Where have you been? The rounds of her eyes were dark from lack of sleep. Her lips trembled when I repeated my question. Where have you been? She turned around and lit a cigarette. I saw her blow smoke into the air like the amateur that she was. Flesh almost left her bones and her limbs sagged like tired pieces of branches dying to shake itself off from the tree. I asked her for the last time. Where have you been? She turned around and faced me wordlessly. She took another drag of her cigarette and blew smoke towards the window. I saw a mark on her neck. A kiss mark. My vision was turning crimson. I was about to advance towards her, fighting every urge to pull all that hair from her head. But she beat me to it and lifted a battered cake piece to my face. A melted candle with barely a wick stood pitifully on its middle. I turn 22 today, she said. Her cigarette lent its fire to the candle. A bright flame in the shape of a tear danced to the wind from the window. She giggled and clapped her hands, forgetting that her cigarette was in between her fingers. It fell to the floor and burnt a hole on the carpet. She picked it back up and rested it in between her lips. It’s my birthday, Shelly, she croaked. I was in a place where you wouldn’t let me be. Happy. She turned her back on me again and sat on the windowsill. Looking at her, I knew it was helpless. You cannot prevent love. Even more so when it’s forbidden.
The sound of a trolley crashing into a large plant display distracted me from listening to Frank Sinatra. As I took off my headphones, all eyes were on an European family. The mother was shaking her finger in the air, reprimanding her middle child for not minding where she was pushing the luggage trolley. Her other two children were engrossed in their father’s newly-purchased souvenir. I looked around and saw that the crowd at the lounge only grew in a span of an hour.
There was a food court on the next level up while I was below it. Kiosks were spread across the floor, selling novelty items to luxury products that would entice the jet-lagged or excited traveler. People had their passports and tickets on one hand while the other either pulled a wheeled hand-carry behind them or wrapped up Duty-Free bags.
I couldn’t grasp what I thought about the smell of airports. I liked how you could never smell anything like it anywhere. At the same time, I despised how it made my stomach tighten, resulting in flatulence. The same goes for airplanes. The winds won’t let me catch a break. I love airplane food but visits to the lavatory were never pleasant.
I enjoyed loitering around the airport lounge.
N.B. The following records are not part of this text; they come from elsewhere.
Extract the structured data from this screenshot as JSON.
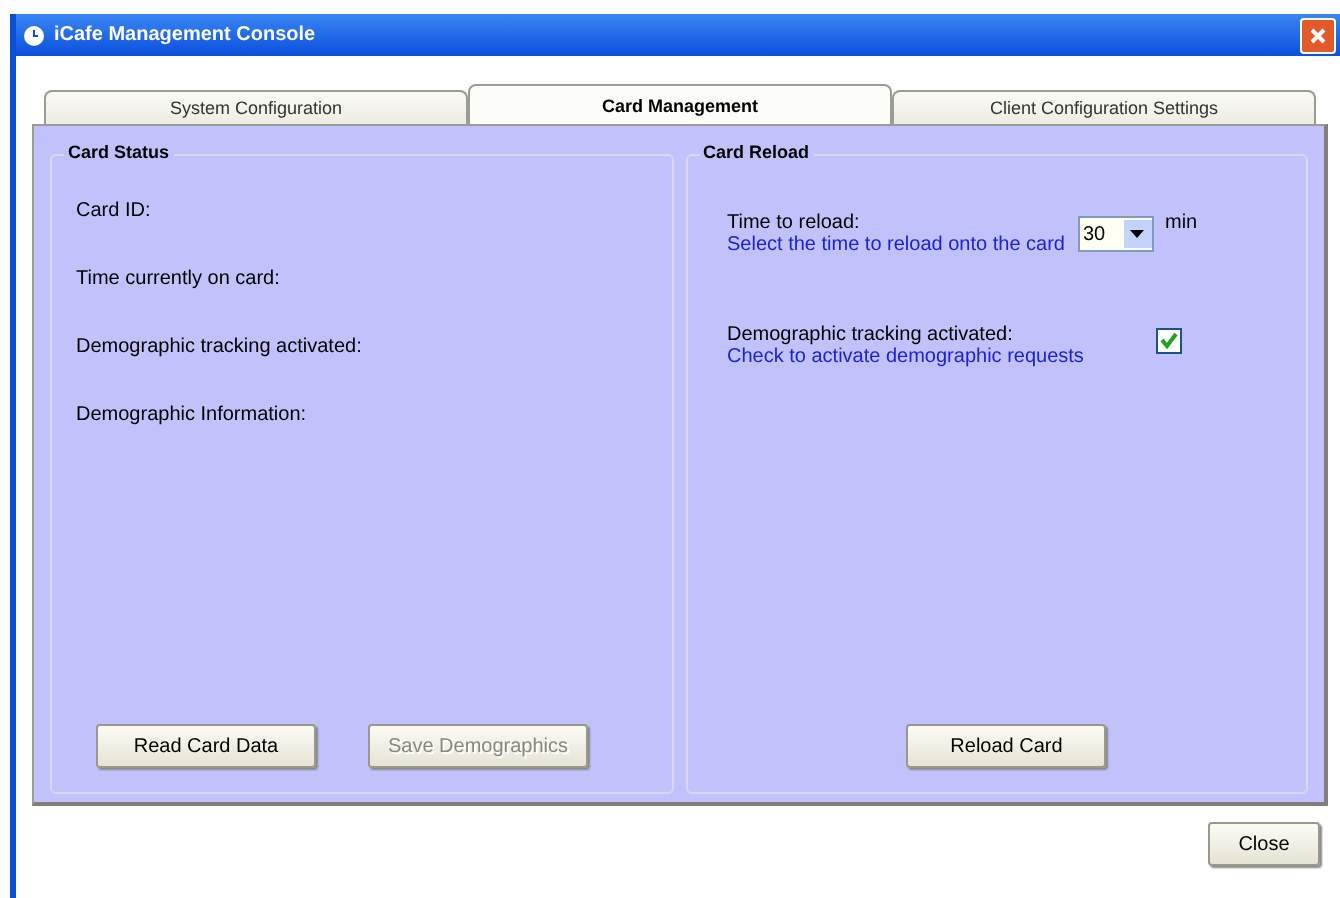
{
  "window": {
    "title": "iCafe Management Console"
  },
  "tabs": [
    {
      "label": "System Configuration",
      "selected": false
    },
    {
      "label": "Card Management",
      "selected": true
    },
    {
      "label": "Client Configuration Settings",
      "selected": false
    }
  ],
  "card_status": {
    "title": "Card Status",
    "fields": [
      "Card ID:",
      "Time currently on card:",
      "Demographic tracking activated:",
      "Demographic Information:"
    ],
    "buttons": [
      {
        "label": "Read Card Data",
        "disabled": false
      },
      {
        "label": "Save Demographics",
        "disabled": true
      }
    ]
  },
  "card_reload": {
    "title": "Card Reload",
    "time_label": "Time to reload:",
    "time_hint": "Select the time to reload onto the card",
    "time_value": "30",
    "time_unit": "min",
    "tracking_label": "Demographic tracking activated:",
    "tracking_hint": "Check to activate demographic requests",
    "tracking_checked": true,
    "button": "Reload Card"
  },
  "close_button": "Close"
}
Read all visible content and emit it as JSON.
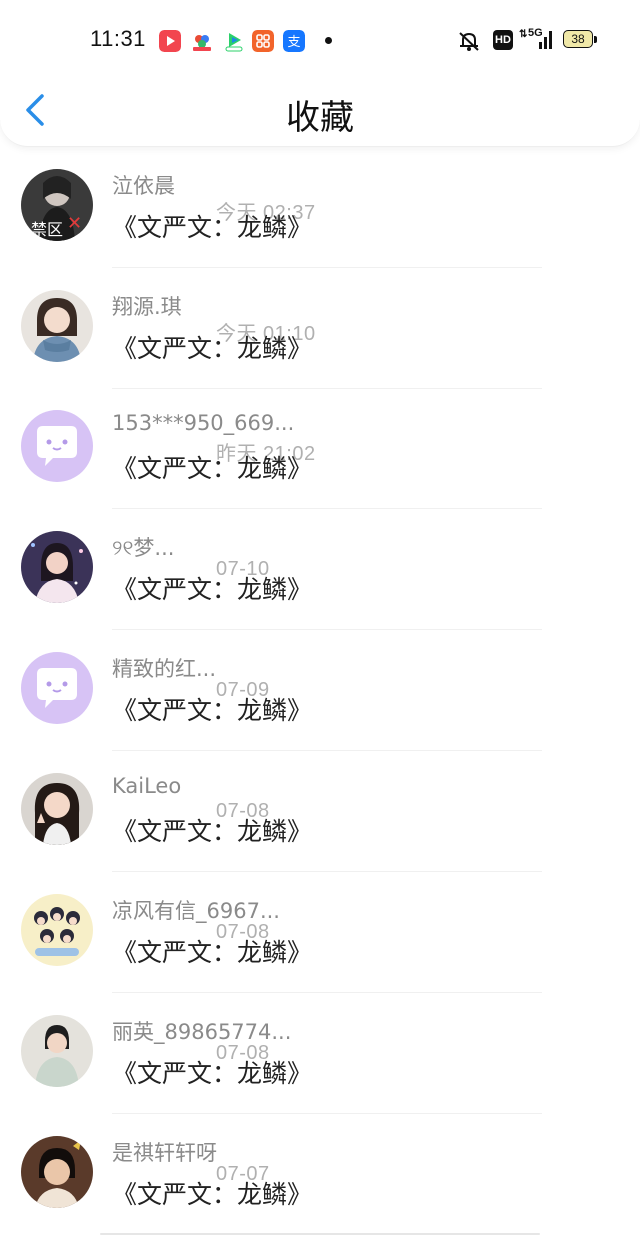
{
  "status_bar": {
    "time": "11:31",
    "network": "5G",
    "hd_badge": "HD",
    "battery": "38",
    "app_icons": [
      {
        "name": "video-app-icon",
        "color": "#f2454f"
      },
      {
        "name": "cloud-app-icon",
        "color": "#ffffff"
      },
      {
        "name": "iqiyi-app-icon",
        "color": "#ffffff"
      },
      {
        "name": "grid-app-icon",
        "color": "#f2642b"
      },
      {
        "name": "alipay-app-icon",
        "color": "#1677ff"
      }
    ]
  },
  "header": {
    "title": "收藏",
    "back_icon": "chevron-left-icon",
    "accent": "#2a8ee8"
  },
  "favorites": [
    {
      "name": "泣依晨",
      "time": "今天 02:37",
      "message": "《文严文：龙鳞》",
      "avatar_label": "禁区",
      "avatar_style": "dark-photo"
    },
    {
      "name": "翔源.琪",
      "time": "今天 01:10",
      "message": "《文严文：龙鳞》",
      "avatar_style": "photo-scarf"
    },
    {
      "name": "153***950_669...",
      "time": "昨天 21:02",
      "message": "《文严文：龙鳞》",
      "avatar_style": "default-purple"
    },
    {
      "name": "୨୧梦...",
      "time": "07-10",
      "message": "《文严文：龙鳞》",
      "avatar_style": "photo-night"
    },
    {
      "name": "精致的红...",
      "time": "07-09",
      "message": "《文严文：龙鳞》",
      "avatar_style": "default-purple"
    },
    {
      "name": "KaiLeo",
      "time": "07-08",
      "message": "《文严文：龙鳞》",
      "avatar_style": "photo-portrait"
    },
    {
      "name": "凉风有信_6967...",
      "time": "07-08",
      "message": "《文严文：龙鳞》",
      "avatar_style": "cartoon-group"
    },
    {
      "name": "丽英_89865774...",
      "time": "07-08",
      "message": "《文严文：龙鳞》",
      "avatar_style": "photo-grey"
    },
    {
      "name": "是祺轩轩呀",
      "time": "07-07",
      "message": "《文严文：龙鳞》",
      "avatar_style": "photo-dark"
    }
  ]
}
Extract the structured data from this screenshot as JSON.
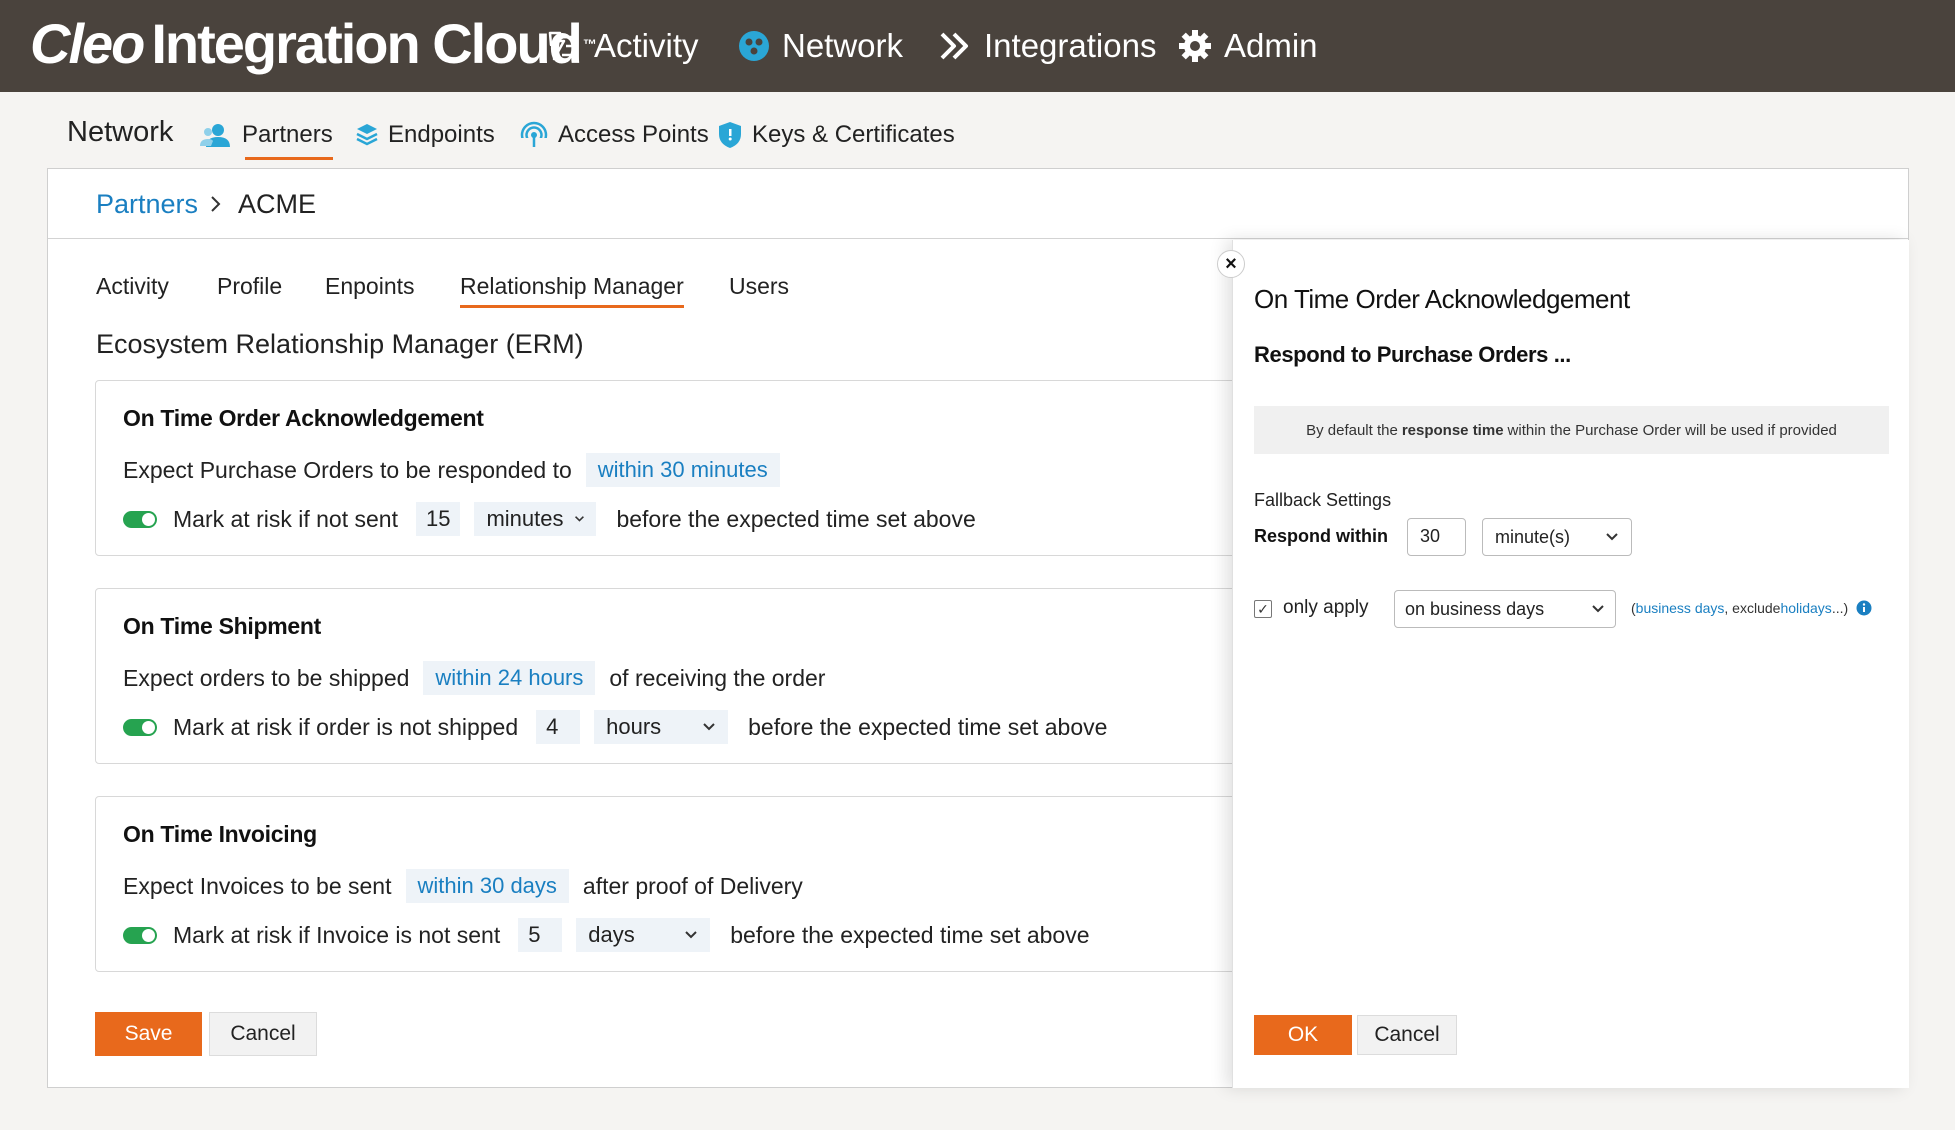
{
  "brand": {
    "logo_cleo": "Cleo",
    "logo_rest": "Integration Cloud",
    "logo_mark": "™"
  },
  "topnav": {
    "activity": "Activity",
    "network": "Network",
    "integrations": "Integrations",
    "admin": "Admin"
  },
  "subnav": {
    "title": "Network",
    "partners": "Partners",
    "endpoints": "Endpoints",
    "access_points": "Access Points",
    "keys": "Keys & Certificates"
  },
  "breadcrumb": {
    "parent": "Partners",
    "current": "ACME"
  },
  "tabs": {
    "activity": "Activity",
    "profile": "Profile",
    "endpoints": "Enpoints",
    "relationship": "Relationship Manager",
    "users": "Users"
  },
  "erm_title": "Ecosystem Relationship Manager (ERM)",
  "cards": {
    "ack": {
      "title": "On Time Order Acknowledgement",
      "expect": "Expect Purchase Orders to be responded to",
      "window": "within 30 minutes",
      "risk": "Mark at risk if not sent",
      "num": "15",
      "unit": "minutes",
      "tail": "before the expected time set above"
    },
    "ship": {
      "title": "On Time Shipment",
      "expect": "Expect orders to be shipped",
      "window": "within 24 hours",
      "after": "of receiving the order",
      "risk": "Mark at risk if order is not shipped",
      "num": "4",
      "unit": "hours",
      "tail": "before the expected time set above"
    },
    "invoice": {
      "title": "On Time Invoicing",
      "expect": "Expect Invoices to be sent",
      "window": "within 30 days",
      "after": "after proof of Delivery",
      "risk": "Mark at risk if Invoice is not sent",
      "num": "5",
      "unit": "days",
      "tail": "before the expected time set above"
    }
  },
  "buttons": {
    "save": "Save",
    "cancel": "Cancel"
  },
  "sheet": {
    "close": "×",
    "title": "On Time Order Acknowledgement",
    "subtitle": "Respond to Purchase Orders ...",
    "note_pre": "By default the",
    "note_bold": "response time",
    "note_post": "within the Purchase Order will be used if provided",
    "fallback": "Fallback Settings",
    "respond_label": "Respond within",
    "respond_value": "30",
    "respond_unit": "minute(s)",
    "checked": "✓",
    "only_apply": "only apply",
    "business_select": "on business days",
    "hint_open": "(",
    "hint_link1": "business days",
    "hint_mid": ", exclude ",
    "hint_link2": "holidays",
    "hint_close": " ...)",
    "ok": "OK",
    "cancel": "Cancel"
  },
  "colors": {
    "topbar": "#4a433d",
    "accent": "#e8691c",
    "link": "#1a7fc1",
    "toggle_on": "#26a350"
  }
}
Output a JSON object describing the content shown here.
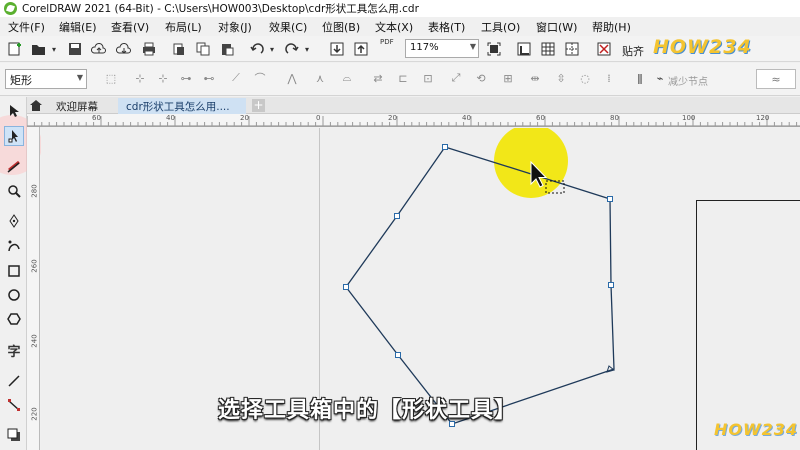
{
  "window": {
    "title": "CorelDRAW 2021 (64-Bit) - C:\\Users\\HOW003\\Desktop\\cdr形状工具怎么用.cdr"
  },
  "menu": [
    "文件(F)",
    "编辑(E)",
    "查看(V)",
    "布局(L)",
    "对象(J)",
    "效果(C)",
    "位图(B)",
    "文本(X)",
    "表格(T)",
    "工具(O)",
    "窗口(W)",
    "帮助(H)"
  ],
  "toolbar": {
    "zoom_value": "117%",
    "pdf_label": "PDF",
    "align_label": "贴齐"
  },
  "property_bar": {
    "shape_type": "矩形",
    "reduce_nodes": "减少节点"
  },
  "tabs": [
    {
      "label": "欢迎屏幕",
      "active": false
    },
    {
      "label": "cdr形状工具怎么用....",
      "active": true
    }
  ],
  "rulers": {
    "h_labels": [
      "60",
      "40",
      "20",
      "0",
      "20",
      "40",
      "60",
      "80",
      "100",
      "120"
    ],
    "v_labels": [
      "280",
      "260",
      "240",
      "220"
    ]
  },
  "subtitle": "选择工具箱中的【形状工具】",
  "watermark": "HOW234",
  "colors": {
    "shape_stroke": "#1f3a5a",
    "node": "#2a6aa8",
    "highlight": "#f2e600",
    "tab_active": "#cfe1f3"
  }
}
My flight was still three hours away but people-watching is a great start to what would be a very boring flight. 30 minutes ago, I witnessed a man in his 40s jam a soda vending machine and realized he didn’t put any coin in. The pin that is on the collar of my coat was given to me by an Indian boy in exchange for my singing him a song on my ukulele. A Greek family handed me a chicken wrap that was specially made with herbs and spices only available in Santorini. It was the best chicken wrap I’ve ever had. I think I saw stars for a moment there.
In all its noise and commotion, I find peace in standing in the middle of it all and witnessing thousands of things happen at the same time. The hands of the clock must be trembling at this part of the country. With Frank Sinatra making every movement beat in time to its tune, it felt like a musical number.
To some, the airport was a portal to getting home to their warm beds and in the familiar arms of loved ones. For others, the airport was an escape from settling for a single destination, finding solace in always being on the move. I’m still figuring out at which end I’m gravitating toward. Meanwhile, it’s all about soaking all this in like a sponge.
Be still, dear child
There is still a petal left
Cry not for the winds
But drink the tears of their gods
Pray not to the unknown
But to the life in your skin
Every day is a losing battle
But you are the living truth
Lie onto the salt of the sea
Breathe the beginning of time
Dear, don’t shed a tear
Live your purpose, lovely stardust